It naturally follows that we hold that secularism is a dishonest pretense. It is not possible for human societies to function apart from a transcendental grounding. Idols which pretend to transcendence can hold things together for a brief time, and the unique contribution of secularism was that it managed to hold things together, for a time, without any appeal to the transcendent. This was therefore thought to be a new era. This venture only succeeded for as long as it did because of the residual moral capital that still existed in the societies attempting it, a moral capital inherited from more faithful Christian times. But like the prodigal son, who eventually ran out of money, our secular societies in the West are now officially bankrupt. It is time we acknowledged this frankly, and call for our leaders to return to the Father, submitting to the lordship of Jesus Christ. We say this because we are servants of the one of whom it is said “of the increase of His government there will be no end.” dougwils.com/books-and-culture/s7-engaging-the-culture/a-torrent-of-truth-or-what-we-actually-believe.html
I am sure this is not an exhaustive list for Wilson. There would be many other things he might have added. But it is refreshing to find Christians today who actually still run with certainties, with absolutes, and with conviction. This contrasts with all the wishy-washy, half-hearted, touchy-feely Christians we find in the West today who would never dare to affirm with any degree of certainty what they believe and what they do not believe.
The world keeps winning while the church keeps losing because we have abandoned the idea of standing on the solid rock. We have preferred to simply slide along the shifting sand. But as Jesus warned so long ago, that scenario will never end well (Matthew 7:24-27).
The foundations are crumbling and are in urgent need of repair.
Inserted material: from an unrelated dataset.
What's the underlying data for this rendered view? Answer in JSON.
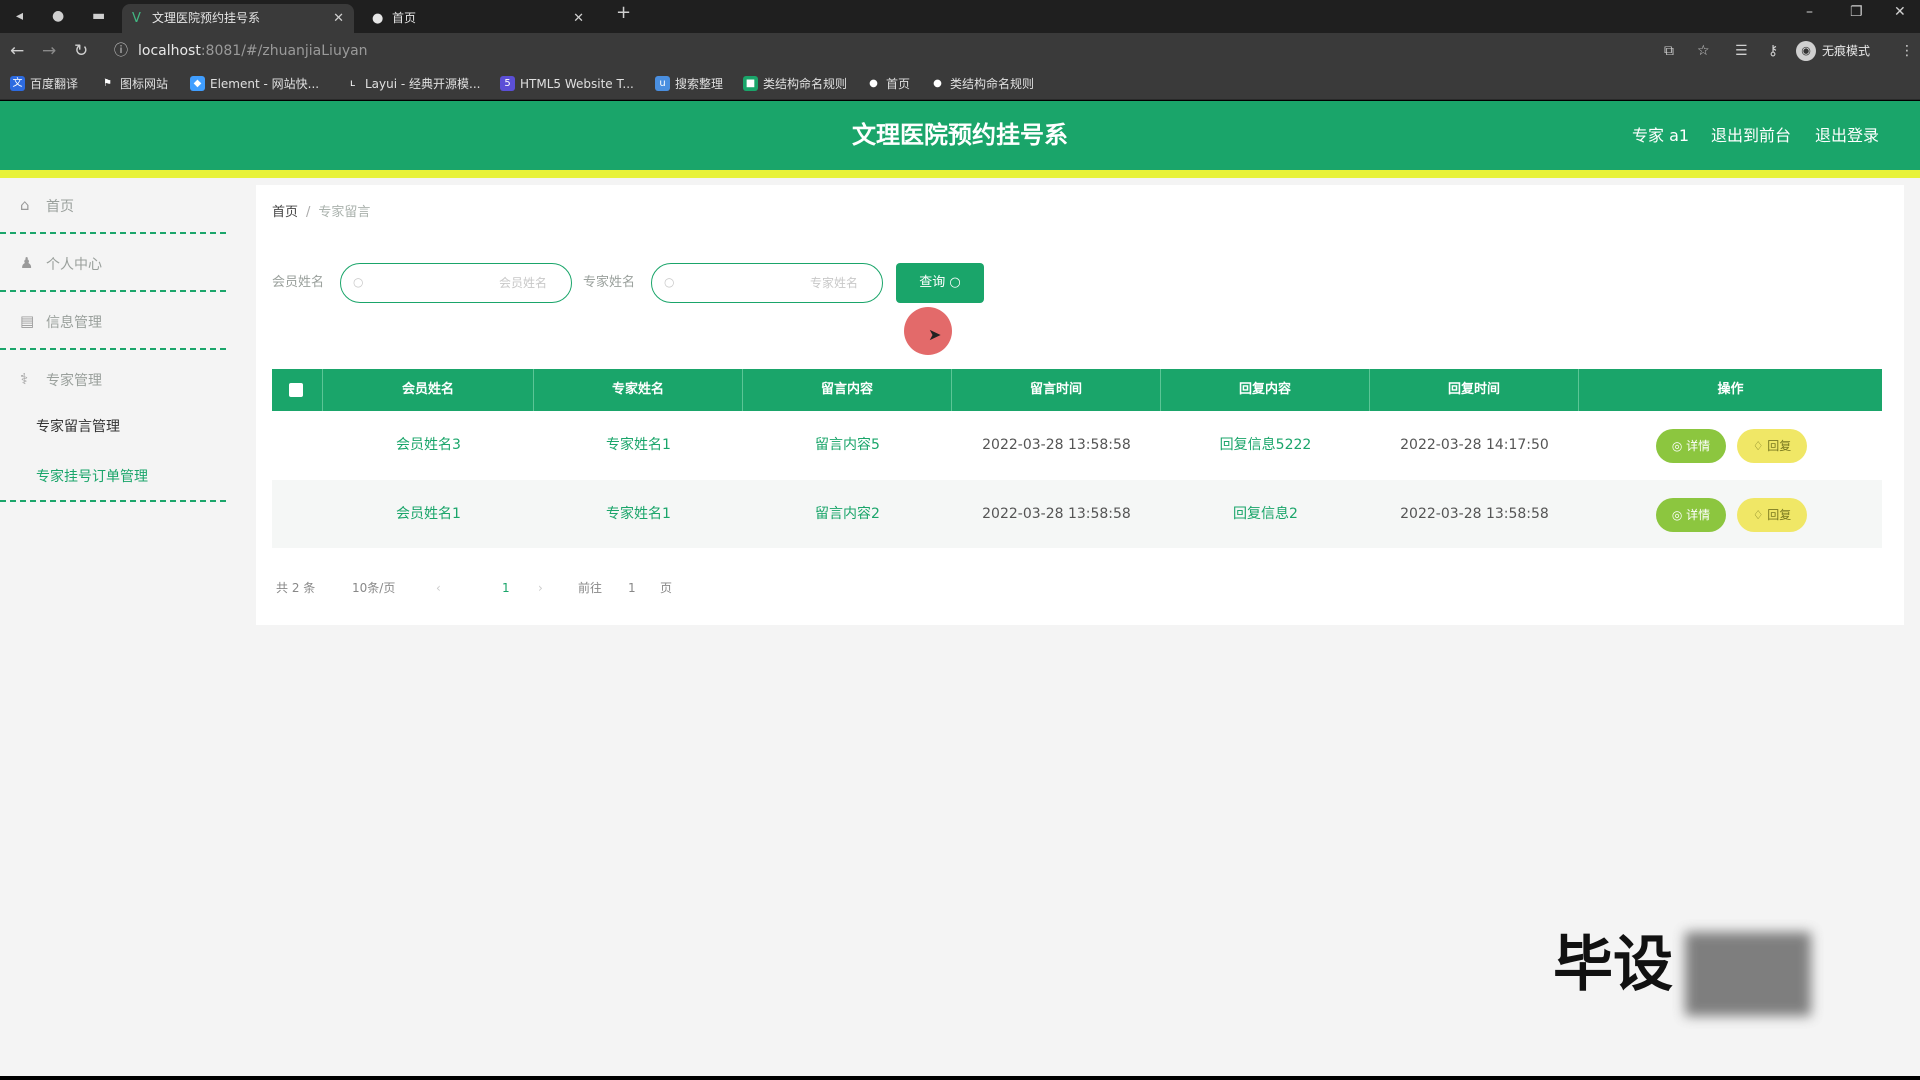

The real question is this: does anyone care, and are they willing to do something about it?